On occasion, I would enjoy the open power of G6's 3.5 liter V6. By the time I got one, it just added variable value timing, raising the performance to 224 horsepower. It was a solid V6, although today's GM standard High-Feature engines completely eclipse the old mills. Not complaining, but the V6 was simply fine.
For the one time I drove the GXP, it came with the aforementioned High-Feature 3.6 liter V6. The jump from the old 3.9 liter motor to the new one was dramatic, in terms of engine balance and performance. At 252 horsepower, the engine seemed right for the G6.
To give you an idea on how I did on fuel economy, consider this range for a moment. On V6 models, I got as low as 16.0 MPG. On four-cylinder models, I got as high as 25.0 MPG. On today's mid-sized cars, neither of these numbers would be seen as remotely acceptable for their particular engines. Not when I would average in the low 30s for the Mazda6 and Nissan Altima, let alone higher on hybrid versions of the Toyota Camry and Honda Accord.

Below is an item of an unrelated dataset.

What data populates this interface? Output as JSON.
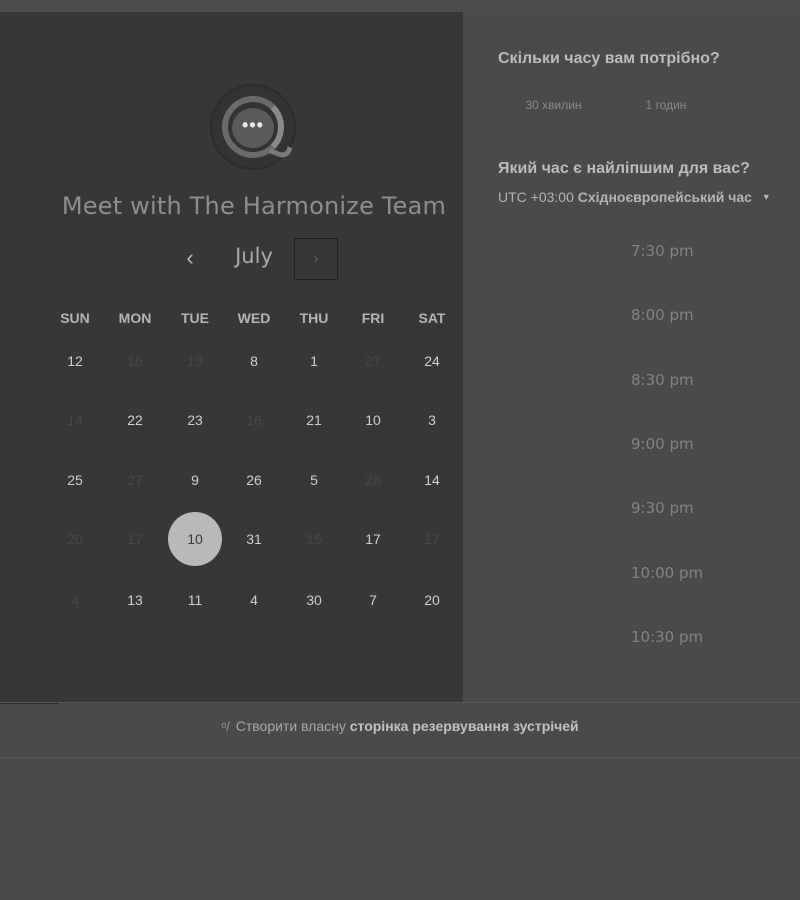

As for the driving experience, the G6 was fine. It had a bit of swagger to it, which helped its cause. It exhibited a solid ride with good handling, decent steering and superb brakes. The sportier versions exhibited more hardcore qualities that befitted their badges.
Was the Pontiac G6 a good car? It was for me, since it was on my shopping list for a new car in 2009 – prior to the Global Economic Crisis screwing things up financially. Further confirmation on why I never got one to own came with Consumer Reports recommending against purchasing the G6 due to reliability issues.
For the time, the Pontiac G6 laid down a basis for what would be my life in the Twin Cities. Little did I know how much it would be a catapult for the vehicles I work with today – especially in the mid-sized sedan field. Not discounting the coupes, the G6's bread-and-butter would be their four-door models carrying the bulk of the over 676,000 units sold during its lifespan.
There is another twist to the story. Before Pontiac was sent into the Old GM asset bin, their marketing and product development teams had the audacity to consider positioning the arrowhead brand against premium marques, such as BMW and Acura.
Let that sink in for the moment.
Knowing that the G6 was seen as the perfect foil to the E90 3-Series, the TSX, the Lexus IS and the Audi A4 is quite absurd. However, that was GM's thinking in the mid-2000s. No, scratch that, they had the same idea in mind when they were reinventing Oldsmobile for the umpteenth time before it, too, would be sent off to the orphan brand ranch in 2004.
The Pontiac G6 was a different kind of car for the arrowhead brand. It was cleanly designed, offered a choice of body styles that would capture both mainstream and upmarket customers. Once you got to the interior…a BMW or Audi owner would only laugh at it.
The G6 was American as apple pie, but using imported rare apples from Kazakhstan inside the filling. Although one would discover that they were Washington Red Delicious apples instead. Regardless, Pontiac wanted a world-class mid-sized sedan that fit its sporty image with upmarket potential. It was easily obtainable, even for a three-day rental. Not sure if that would fit its legacy as an orphan car that once had the blessing of Oprah Winfrey.
Just don't look underneath the chair for its keys anytime soon…
DISCLAIMER: All vehicles mentioned in this review were rented by Randy Stern
PRE-OWNED VEHICLE INFORMATION: Per a search on several car shopping sites, V&R found there were a lot of Pontiac G6s – model years 2005 to 2010 – available between $1,900 and $9,500. Mileage and condition varies, but most were found with over 110,000 miles on the odometer, the highest being over 222,000 miles. Always have any vehicle inspected before purchase.